* [YOUR INSTRUCTIONS] Give every line from the entries that contains "label".

Records contained in a dataset:
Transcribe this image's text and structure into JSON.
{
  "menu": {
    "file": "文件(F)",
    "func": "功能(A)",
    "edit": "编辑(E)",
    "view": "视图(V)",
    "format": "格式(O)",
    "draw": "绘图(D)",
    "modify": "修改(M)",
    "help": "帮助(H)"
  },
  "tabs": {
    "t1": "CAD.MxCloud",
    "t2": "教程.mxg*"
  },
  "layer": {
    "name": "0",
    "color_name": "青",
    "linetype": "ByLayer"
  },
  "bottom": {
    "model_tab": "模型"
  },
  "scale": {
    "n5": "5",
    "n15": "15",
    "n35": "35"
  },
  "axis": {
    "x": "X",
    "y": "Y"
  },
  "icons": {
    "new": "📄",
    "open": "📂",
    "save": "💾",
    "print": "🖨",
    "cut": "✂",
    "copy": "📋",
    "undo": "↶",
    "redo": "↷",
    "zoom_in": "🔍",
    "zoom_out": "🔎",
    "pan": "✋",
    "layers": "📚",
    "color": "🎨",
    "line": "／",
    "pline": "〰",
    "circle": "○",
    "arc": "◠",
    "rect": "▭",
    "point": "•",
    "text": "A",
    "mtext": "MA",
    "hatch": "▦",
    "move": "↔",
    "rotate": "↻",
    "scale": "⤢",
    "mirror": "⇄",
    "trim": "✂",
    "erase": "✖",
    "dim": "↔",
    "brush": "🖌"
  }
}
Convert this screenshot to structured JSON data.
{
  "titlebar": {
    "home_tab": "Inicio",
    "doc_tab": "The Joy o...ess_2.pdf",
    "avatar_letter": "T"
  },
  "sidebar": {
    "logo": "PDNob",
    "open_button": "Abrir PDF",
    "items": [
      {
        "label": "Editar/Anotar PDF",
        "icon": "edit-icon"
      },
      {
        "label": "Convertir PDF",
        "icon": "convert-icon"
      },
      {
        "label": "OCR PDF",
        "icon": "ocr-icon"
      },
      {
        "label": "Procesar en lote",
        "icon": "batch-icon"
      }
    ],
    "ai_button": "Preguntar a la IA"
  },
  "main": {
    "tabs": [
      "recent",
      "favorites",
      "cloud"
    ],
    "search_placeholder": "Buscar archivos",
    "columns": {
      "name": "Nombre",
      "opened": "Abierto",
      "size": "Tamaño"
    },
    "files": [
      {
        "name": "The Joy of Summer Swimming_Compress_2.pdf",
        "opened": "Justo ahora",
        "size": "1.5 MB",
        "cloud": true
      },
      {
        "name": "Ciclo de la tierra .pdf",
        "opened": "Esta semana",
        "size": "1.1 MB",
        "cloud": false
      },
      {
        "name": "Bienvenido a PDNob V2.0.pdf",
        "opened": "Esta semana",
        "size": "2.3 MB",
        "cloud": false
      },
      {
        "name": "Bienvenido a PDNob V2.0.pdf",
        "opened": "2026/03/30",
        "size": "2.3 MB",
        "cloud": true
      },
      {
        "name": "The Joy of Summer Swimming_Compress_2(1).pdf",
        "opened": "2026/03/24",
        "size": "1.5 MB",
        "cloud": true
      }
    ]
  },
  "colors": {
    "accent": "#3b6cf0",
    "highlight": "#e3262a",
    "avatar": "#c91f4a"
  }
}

* [ANSWER FOR THE TASK]
        "label": "Editar/Anotar PDF",
        "label": "Convertir PDF",
        "label": "OCR PDF",
        "label": "Procesar en lote",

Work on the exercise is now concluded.